    Commercial Keywords

    Commercial keywords tend to be used by searchers who are further along in their buying cycle and are getting ready to pull the trigger. Obviously words like “buy,” “download,” “order,” and so forth are strong indicators that someone is looking to convert soon, but not every commercial keyword has to include a purchasing word like those. For example, let’s say I was interested in starting a vegetable garden in my backyard. My informational searches might be things like “planting a vegetable garden, “easy vegetables to grow,” “first time gardening tips,” and so forth. I’m not necessarily looking to buy anything just yet; I’m just trying to get a better understanding of what I’m getting myself into. However, as I move through my buying cycle and am getting ready to actually start planting, my searches might evolve to included things like “vegetable garden starter kit,” “vegetable garden soil mix,” or “raised vegetable garden bed.”  I don’t specifically say I want to buy something in my search phrase, but what I am searching for indicates I’m looking for a specific thing as opposed to general information.

    Commercial keywords are an important part of your SEO campaign because these are the keywords that tend to make the money. While the conversion rate might be higher, more long-tail and specific keywords also tend to have a smaller search volume, meaning a smaller pie for you to drive traffic from. For instance, “vegetable gardening” might drive 3,000 visitors to a particular site while “organic vegetable garden pesticides” may only send 50 in the same time frame. However, someone using the more commercial keyword knows what they are looking for specifically and might be more inclined to buy sooner rather than later.

    When it comes to SEO, you have to make certain that your keywords cover all stages of the buying cycle—all the way from the initial information gathering phase right up until the point where they pull out their credit card. Depending on what you are selling and how much it costs, the buying cycle might take several months to complete. Imagine if you had to lay down $10,000 for a product—you would probably take your time, right? Or your customer’s buying cycle could be relatively short if it’s a relatively straightforward purchase. But a good SEO campaign seeks to target both informational and commercial keywords because it helps your website appear in the SERPs for the broadest possible audience.

    About the Author

    Nick Stamoulis is the President of Boston SEO solutions company Brick Marketing (http://www.brickmarketing.com/). With over 13 years of industry experience, Nick Stamoulis shares his SEO knowledge by writing in the Brick Marketing Blog and publishing the Brick Marketing SEO newsletter, read by over 120,000 opt-in subscribers.

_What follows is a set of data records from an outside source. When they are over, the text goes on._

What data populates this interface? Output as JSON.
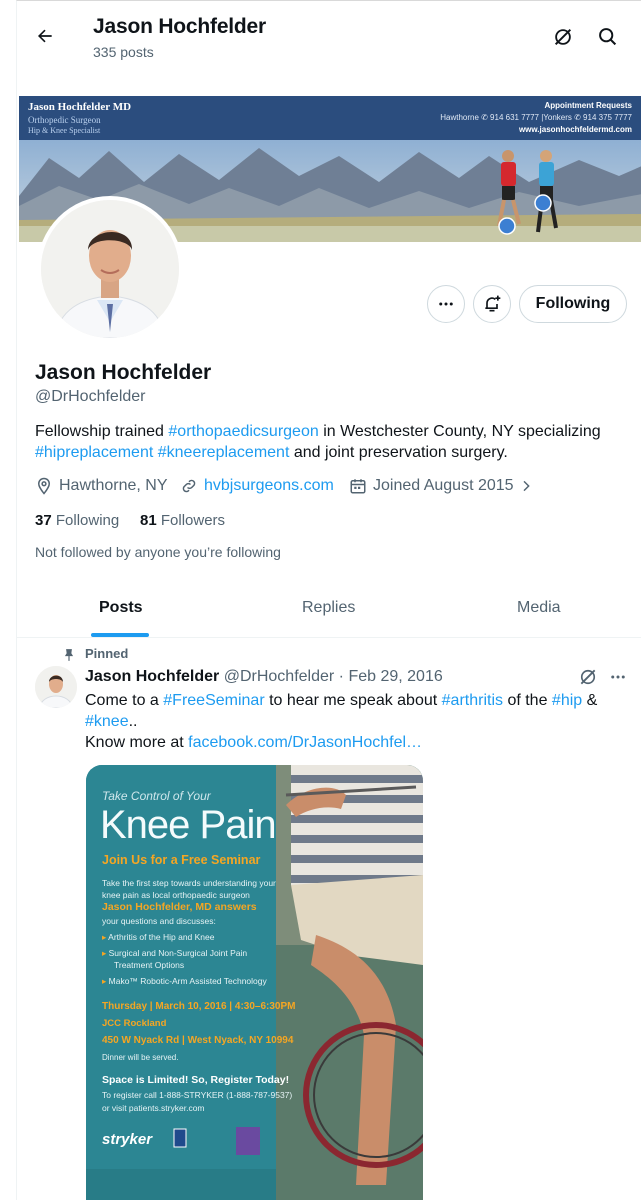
{
  "header": {
    "title": "Jason Hochfelder",
    "post_count": "335 posts"
  },
  "banner": {
    "line1": "Jason Hochfelder MD",
    "line2": "Orthopedic Surgeon",
    "line3": "Hip & Knee Specialist",
    "right1": "Appointment Requests",
    "right2": "Hawthorne ✆ 914 631 7777  |Yonkers ✆ 914 375 7777",
    "right3": "www.jasonhochfeldermd.com"
  },
  "profile": {
    "name": "Jason Hochfelder",
    "handle": "@DrHochfelder",
    "bio_1": "Fellowship trained ",
    "bio_tag1": "#orthopaedicsurgeon",
    "bio_2": " in Westchester County, NY specializing ",
    "bio_tag2": "#hipreplacement",
    "bio_3": " ",
    "bio_tag3": "#kneereplacement",
    "bio_4": " and joint preservation surgery.",
    "location": "Hawthorne, NY",
    "website": "hvbjsurgeons.com",
    "joined": "Joined August 2015",
    "following_count": "37",
    "following_label": "Following",
    "followers_count": "81",
    "followers_label": "Followers",
    "not_followed": "Not followed by anyone you’re following",
    "following_button": "Following"
  },
  "tabs": [
    "Posts",
    "Replies",
    "Media"
  ],
  "pinned_tweet": {
    "pinned_label": "Pinned",
    "author": "Jason Hochfelder",
    "handle_date": "@DrHochfelder · Feb 29, 2016",
    "t1": "Come to a ",
    "tag1": "#FreeSeminar",
    "t2": " to hear me speak about ",
    "tag2": "#arthritis",
    "t3": " of the ",
    "tag3": "#hip",
    "t4": " &",
    "tag4": "#knee",
    "t5": "..",
    "t6": "Know more at ",
    "link": "facebook.com/DrJasonHochfel…"
  },
  "flyer": {
    "kicker": "Take Control of Your",
    "title": "Knee Pain",
    "subtitle": "Join Us for a Free Seminar",
    "intro1": "Take the first step towards understanding your",
    "intro2": "knee pain as local orthopaedic surgeon",
    "speaker": "Jason Hochfelder, MD answers",
    "intro3": "your questions and discusses:",
    "b1": "Arthritis of the Hip and Knee",
    "b2a": "Surgical and Non-Surgical Joint Pain",
    "b2b": "Treatment Options",
    "b3": "Mako™ Robotic-Arm Assisted Technology",
    "when": "Thursday | March 10, 2016 | 4:30–6:30PM",
    "venue": "JCC Rockland",
    "address": "450 W Nyack Rd | West Nyack, NY 10994",
    "dinner": "Dinner will be served.",
    "space": "Space is Limited! So, Register Today!",
    "register1": "To register call 1-888-STRYKER (1-888-787-9537)",
    "register2": "or visit patients.stryker.com",
    "brand": "stryker"
  },
  "colors": {
    "accent": "#1d9bf0",
    "text": "#0f1419",
    "muted": "#536471",
    "flyer_teal": "#2c8693",
    "flyer_orange": "#f5a623"
  }
}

    Contact Nick Stamoulis at 781-999-1222 or nick@brickmarketing.com